___ Information given ___

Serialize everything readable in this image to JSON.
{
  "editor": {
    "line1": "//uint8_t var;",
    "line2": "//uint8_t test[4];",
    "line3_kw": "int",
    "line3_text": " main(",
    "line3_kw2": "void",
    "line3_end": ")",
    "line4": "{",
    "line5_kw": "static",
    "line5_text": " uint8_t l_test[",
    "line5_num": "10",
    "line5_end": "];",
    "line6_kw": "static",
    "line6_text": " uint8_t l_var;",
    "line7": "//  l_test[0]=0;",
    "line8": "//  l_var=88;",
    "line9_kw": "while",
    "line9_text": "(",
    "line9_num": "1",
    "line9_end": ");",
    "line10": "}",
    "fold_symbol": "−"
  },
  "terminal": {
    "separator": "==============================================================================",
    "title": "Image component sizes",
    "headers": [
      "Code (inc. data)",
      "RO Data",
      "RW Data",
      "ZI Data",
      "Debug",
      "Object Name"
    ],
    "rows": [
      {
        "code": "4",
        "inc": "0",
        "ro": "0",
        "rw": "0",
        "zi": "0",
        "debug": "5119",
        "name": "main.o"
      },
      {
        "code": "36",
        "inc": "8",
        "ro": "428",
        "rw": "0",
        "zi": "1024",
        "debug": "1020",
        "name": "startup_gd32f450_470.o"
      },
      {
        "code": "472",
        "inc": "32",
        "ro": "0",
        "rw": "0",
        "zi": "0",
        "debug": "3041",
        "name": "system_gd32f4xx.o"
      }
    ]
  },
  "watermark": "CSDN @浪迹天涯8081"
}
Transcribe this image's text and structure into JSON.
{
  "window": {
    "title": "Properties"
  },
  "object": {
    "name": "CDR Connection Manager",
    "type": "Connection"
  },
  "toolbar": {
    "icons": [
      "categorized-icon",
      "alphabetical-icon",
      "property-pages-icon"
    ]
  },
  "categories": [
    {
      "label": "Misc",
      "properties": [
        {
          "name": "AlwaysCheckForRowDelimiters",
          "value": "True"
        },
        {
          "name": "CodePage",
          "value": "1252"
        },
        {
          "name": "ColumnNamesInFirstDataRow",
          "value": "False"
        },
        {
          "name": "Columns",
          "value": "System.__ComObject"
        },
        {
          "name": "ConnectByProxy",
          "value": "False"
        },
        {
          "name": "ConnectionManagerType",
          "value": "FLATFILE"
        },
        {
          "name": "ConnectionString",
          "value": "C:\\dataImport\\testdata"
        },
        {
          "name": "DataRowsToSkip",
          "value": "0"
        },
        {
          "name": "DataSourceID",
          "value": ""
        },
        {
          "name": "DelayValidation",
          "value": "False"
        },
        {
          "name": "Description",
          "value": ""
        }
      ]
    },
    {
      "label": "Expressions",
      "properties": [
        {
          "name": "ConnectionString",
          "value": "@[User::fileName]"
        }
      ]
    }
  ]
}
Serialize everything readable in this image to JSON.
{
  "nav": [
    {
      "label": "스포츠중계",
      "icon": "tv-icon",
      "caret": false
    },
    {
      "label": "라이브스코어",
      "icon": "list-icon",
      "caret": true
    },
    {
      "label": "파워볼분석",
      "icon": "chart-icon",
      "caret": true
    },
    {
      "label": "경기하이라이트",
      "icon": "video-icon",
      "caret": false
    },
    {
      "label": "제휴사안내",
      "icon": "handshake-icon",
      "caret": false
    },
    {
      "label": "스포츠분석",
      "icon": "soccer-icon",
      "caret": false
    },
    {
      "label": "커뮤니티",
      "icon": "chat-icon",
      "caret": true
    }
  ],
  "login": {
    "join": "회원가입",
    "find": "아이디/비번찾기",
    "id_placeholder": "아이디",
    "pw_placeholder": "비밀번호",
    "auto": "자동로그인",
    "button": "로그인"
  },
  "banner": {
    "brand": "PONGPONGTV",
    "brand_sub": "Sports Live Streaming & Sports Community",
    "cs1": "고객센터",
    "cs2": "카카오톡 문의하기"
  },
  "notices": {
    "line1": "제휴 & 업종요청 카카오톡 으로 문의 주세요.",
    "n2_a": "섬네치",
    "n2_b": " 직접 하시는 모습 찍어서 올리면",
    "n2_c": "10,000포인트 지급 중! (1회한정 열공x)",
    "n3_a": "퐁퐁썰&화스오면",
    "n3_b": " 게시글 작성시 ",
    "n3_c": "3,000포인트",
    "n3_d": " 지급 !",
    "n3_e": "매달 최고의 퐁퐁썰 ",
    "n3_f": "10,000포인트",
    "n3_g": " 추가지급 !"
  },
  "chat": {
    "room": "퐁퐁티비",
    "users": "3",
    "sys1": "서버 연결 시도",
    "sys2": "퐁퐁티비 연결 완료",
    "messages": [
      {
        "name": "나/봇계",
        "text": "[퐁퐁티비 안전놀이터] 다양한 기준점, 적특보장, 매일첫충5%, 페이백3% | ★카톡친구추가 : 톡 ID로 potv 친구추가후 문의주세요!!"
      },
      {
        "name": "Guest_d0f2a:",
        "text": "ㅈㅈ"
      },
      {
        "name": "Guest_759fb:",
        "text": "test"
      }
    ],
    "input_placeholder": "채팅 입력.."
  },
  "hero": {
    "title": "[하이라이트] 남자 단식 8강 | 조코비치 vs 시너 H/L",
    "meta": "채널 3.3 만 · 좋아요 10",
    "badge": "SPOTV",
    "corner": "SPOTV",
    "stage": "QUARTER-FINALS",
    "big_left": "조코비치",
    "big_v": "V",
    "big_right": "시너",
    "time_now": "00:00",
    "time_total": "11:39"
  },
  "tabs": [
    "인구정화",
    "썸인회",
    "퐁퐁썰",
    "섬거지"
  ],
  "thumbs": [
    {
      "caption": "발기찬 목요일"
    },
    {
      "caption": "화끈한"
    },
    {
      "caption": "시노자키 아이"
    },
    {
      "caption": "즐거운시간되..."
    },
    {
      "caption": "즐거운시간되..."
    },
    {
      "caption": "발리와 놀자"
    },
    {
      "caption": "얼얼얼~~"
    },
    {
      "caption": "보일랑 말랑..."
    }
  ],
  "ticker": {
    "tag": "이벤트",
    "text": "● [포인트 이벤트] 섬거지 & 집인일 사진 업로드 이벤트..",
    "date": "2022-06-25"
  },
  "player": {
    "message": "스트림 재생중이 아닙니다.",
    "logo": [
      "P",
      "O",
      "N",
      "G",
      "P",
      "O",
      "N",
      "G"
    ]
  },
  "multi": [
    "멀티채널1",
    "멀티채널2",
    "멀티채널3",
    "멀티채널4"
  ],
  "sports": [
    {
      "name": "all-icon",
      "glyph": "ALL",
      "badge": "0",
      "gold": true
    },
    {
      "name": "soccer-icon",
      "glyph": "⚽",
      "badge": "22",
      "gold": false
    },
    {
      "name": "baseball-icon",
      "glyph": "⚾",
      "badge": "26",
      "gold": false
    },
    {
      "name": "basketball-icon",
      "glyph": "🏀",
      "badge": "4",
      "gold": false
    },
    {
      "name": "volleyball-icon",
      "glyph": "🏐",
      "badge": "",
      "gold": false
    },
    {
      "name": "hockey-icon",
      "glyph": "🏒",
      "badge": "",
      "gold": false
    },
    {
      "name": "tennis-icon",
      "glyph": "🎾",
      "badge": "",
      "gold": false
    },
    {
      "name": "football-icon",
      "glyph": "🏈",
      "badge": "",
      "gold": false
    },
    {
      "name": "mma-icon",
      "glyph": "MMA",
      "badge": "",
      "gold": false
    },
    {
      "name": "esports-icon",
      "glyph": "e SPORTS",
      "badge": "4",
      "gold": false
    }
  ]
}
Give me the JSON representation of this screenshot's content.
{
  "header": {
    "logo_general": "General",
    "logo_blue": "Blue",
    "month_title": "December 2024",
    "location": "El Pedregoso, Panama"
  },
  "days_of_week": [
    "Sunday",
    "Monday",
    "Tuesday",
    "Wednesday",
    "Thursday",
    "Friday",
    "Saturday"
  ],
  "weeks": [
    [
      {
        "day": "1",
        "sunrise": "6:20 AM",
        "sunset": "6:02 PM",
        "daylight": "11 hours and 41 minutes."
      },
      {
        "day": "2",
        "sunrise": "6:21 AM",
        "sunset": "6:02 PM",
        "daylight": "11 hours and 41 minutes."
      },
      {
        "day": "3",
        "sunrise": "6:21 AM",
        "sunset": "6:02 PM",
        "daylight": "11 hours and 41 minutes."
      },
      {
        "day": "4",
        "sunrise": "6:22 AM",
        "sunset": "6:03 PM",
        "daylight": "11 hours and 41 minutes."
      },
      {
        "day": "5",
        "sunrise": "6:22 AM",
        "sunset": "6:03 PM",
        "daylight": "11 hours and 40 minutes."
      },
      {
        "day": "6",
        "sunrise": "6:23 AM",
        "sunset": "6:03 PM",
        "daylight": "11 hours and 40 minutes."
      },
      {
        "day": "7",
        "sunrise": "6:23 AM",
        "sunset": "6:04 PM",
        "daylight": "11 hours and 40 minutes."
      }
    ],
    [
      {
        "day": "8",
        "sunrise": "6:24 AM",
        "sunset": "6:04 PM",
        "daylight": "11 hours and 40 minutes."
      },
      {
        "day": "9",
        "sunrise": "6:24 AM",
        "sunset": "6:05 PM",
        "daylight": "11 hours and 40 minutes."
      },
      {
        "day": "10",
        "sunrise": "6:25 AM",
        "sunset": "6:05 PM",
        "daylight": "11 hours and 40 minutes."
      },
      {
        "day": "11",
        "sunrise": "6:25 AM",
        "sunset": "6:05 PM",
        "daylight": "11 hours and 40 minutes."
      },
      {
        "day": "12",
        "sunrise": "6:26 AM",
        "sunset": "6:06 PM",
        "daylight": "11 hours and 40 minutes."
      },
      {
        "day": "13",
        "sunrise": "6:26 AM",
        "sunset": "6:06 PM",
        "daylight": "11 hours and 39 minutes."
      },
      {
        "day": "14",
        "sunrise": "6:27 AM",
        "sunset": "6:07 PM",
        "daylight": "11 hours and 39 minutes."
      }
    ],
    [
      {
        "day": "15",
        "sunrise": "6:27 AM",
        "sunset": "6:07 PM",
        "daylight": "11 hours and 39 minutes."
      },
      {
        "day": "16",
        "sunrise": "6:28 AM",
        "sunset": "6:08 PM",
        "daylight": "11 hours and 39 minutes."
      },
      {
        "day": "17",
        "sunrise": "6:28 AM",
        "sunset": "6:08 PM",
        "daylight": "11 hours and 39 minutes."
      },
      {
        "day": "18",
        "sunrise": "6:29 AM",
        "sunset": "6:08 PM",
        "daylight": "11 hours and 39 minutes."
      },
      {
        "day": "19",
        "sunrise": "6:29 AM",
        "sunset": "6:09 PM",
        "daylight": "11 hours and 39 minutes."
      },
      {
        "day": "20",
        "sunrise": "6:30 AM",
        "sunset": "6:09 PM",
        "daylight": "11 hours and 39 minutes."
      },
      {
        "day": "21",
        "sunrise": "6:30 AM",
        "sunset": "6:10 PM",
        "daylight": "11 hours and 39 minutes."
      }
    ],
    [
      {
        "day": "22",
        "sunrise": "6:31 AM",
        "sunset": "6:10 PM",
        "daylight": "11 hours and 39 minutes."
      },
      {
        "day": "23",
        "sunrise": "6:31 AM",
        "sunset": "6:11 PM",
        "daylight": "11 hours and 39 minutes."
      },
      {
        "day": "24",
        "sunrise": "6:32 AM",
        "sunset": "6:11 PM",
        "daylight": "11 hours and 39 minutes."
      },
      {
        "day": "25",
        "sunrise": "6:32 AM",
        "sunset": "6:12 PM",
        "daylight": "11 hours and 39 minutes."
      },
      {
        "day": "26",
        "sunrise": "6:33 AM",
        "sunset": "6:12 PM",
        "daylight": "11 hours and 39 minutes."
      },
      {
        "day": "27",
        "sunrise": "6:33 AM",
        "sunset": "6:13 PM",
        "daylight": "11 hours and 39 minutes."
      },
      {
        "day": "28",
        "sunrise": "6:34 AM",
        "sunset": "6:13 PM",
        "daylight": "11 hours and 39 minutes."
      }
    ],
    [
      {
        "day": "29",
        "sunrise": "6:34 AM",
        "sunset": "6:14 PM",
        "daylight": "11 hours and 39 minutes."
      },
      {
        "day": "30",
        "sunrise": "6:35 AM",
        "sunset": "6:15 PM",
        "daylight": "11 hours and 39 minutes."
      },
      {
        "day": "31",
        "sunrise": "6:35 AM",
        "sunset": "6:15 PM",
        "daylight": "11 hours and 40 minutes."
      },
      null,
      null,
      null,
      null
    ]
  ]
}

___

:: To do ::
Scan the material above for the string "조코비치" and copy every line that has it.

:: Written reply ::
    "title": "[하이라이트] 남자 단식 8강 | 조코비치 vs 시너 H/L",
    "big_left": "조코비치",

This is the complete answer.